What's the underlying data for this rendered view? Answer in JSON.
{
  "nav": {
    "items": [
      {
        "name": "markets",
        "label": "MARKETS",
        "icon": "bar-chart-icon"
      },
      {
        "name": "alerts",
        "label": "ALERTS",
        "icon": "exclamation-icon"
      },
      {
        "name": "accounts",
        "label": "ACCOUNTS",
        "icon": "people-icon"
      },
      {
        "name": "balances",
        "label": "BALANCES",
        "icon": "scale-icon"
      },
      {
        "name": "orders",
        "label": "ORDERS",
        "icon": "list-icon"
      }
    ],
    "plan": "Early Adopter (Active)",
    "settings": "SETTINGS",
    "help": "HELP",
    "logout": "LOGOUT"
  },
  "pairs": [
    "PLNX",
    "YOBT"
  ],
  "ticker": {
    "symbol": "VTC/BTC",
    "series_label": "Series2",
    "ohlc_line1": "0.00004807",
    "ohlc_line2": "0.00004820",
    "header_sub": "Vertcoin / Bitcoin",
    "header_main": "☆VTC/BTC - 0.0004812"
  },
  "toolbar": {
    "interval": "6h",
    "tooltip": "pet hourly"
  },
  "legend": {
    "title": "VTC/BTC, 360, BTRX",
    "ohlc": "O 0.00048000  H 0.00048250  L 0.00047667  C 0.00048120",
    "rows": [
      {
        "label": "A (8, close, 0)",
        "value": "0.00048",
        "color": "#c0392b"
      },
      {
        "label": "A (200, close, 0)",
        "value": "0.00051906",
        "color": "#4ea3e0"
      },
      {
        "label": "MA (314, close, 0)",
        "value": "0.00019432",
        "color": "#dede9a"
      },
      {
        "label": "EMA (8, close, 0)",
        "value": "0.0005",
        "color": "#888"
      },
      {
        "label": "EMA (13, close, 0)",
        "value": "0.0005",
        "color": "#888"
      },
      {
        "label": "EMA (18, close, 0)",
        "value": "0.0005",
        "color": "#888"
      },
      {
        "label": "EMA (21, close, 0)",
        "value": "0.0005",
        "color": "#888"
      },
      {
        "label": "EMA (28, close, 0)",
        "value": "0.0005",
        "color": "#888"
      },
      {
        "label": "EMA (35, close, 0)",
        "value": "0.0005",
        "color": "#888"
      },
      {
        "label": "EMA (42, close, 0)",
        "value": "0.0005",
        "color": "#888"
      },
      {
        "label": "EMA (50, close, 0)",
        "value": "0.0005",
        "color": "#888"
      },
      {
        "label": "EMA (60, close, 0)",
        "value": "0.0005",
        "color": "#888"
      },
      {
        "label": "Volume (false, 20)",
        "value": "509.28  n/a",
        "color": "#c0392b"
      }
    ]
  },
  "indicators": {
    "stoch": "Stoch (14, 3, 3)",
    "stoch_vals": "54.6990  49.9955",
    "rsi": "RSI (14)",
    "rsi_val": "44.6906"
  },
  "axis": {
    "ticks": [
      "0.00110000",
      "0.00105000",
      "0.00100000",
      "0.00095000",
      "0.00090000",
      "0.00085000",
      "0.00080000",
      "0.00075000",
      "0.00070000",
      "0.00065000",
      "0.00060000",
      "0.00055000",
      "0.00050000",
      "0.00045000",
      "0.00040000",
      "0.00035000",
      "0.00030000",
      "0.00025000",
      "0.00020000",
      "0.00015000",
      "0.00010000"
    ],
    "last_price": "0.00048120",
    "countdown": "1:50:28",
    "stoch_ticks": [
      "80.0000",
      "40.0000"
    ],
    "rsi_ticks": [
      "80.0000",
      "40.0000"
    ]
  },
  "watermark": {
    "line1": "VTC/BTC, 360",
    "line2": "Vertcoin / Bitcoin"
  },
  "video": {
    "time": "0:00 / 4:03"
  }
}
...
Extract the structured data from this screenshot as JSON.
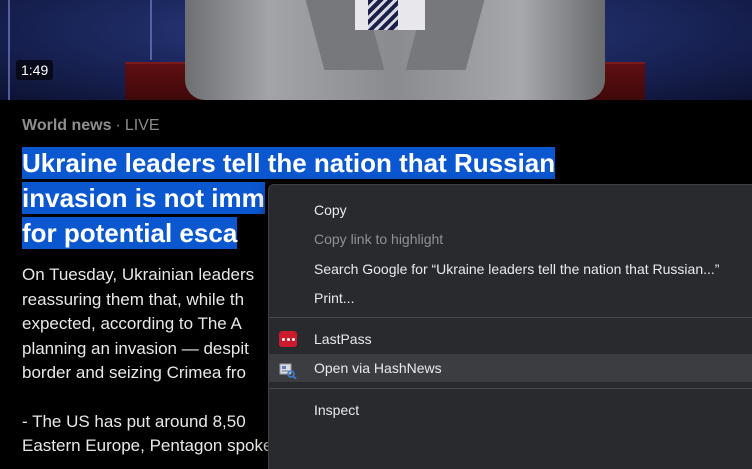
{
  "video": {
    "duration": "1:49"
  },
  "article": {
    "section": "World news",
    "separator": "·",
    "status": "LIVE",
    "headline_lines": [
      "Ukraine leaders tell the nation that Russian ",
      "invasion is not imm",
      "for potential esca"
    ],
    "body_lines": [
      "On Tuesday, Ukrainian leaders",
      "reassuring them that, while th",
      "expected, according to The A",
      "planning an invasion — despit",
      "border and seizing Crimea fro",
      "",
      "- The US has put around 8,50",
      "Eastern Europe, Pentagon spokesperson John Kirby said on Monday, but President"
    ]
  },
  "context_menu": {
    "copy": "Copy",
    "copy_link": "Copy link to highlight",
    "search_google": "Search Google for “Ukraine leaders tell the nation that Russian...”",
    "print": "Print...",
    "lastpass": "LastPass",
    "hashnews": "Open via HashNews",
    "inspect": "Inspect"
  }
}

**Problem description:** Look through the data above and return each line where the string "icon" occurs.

**Task answer:**
        "icon": "bar-chart-icon"
        "icon": "exclamation-icon"
        "icon": "people-icon"
        "icon": "scale-icon"
        "icon": "list-icon"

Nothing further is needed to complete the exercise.